Problem requirements
Tell me how many lines in the entries below contain the word "Shadow"; reply with the number and nothing else.

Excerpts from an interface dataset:
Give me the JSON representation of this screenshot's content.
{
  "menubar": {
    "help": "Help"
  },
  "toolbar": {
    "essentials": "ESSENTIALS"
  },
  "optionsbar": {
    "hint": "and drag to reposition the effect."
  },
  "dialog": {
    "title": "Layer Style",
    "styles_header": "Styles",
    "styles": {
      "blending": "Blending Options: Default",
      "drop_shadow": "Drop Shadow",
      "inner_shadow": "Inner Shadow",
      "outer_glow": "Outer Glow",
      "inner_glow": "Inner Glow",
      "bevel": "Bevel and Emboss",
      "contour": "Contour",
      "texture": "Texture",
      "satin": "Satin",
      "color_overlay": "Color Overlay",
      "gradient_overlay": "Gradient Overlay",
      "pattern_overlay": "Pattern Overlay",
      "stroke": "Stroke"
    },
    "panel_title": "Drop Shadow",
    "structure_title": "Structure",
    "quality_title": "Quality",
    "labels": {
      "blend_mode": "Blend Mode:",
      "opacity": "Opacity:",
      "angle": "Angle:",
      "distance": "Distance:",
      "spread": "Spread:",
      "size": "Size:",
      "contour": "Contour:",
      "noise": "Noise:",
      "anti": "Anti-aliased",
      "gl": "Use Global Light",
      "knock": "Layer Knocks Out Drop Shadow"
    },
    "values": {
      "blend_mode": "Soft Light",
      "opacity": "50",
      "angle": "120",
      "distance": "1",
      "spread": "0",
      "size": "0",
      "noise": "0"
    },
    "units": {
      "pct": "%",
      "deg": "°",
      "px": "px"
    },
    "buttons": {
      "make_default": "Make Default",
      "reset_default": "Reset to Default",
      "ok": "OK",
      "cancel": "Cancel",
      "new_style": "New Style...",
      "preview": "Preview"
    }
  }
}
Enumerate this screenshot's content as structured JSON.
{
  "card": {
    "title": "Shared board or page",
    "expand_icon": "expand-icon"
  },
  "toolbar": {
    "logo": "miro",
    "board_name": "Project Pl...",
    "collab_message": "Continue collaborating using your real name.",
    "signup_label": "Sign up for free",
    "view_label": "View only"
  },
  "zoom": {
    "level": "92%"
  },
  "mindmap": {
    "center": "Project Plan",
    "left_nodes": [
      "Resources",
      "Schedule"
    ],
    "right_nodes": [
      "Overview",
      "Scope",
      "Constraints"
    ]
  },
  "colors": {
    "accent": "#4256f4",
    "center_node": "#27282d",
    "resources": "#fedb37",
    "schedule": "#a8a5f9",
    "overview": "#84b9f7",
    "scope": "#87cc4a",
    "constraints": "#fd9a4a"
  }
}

The answer
4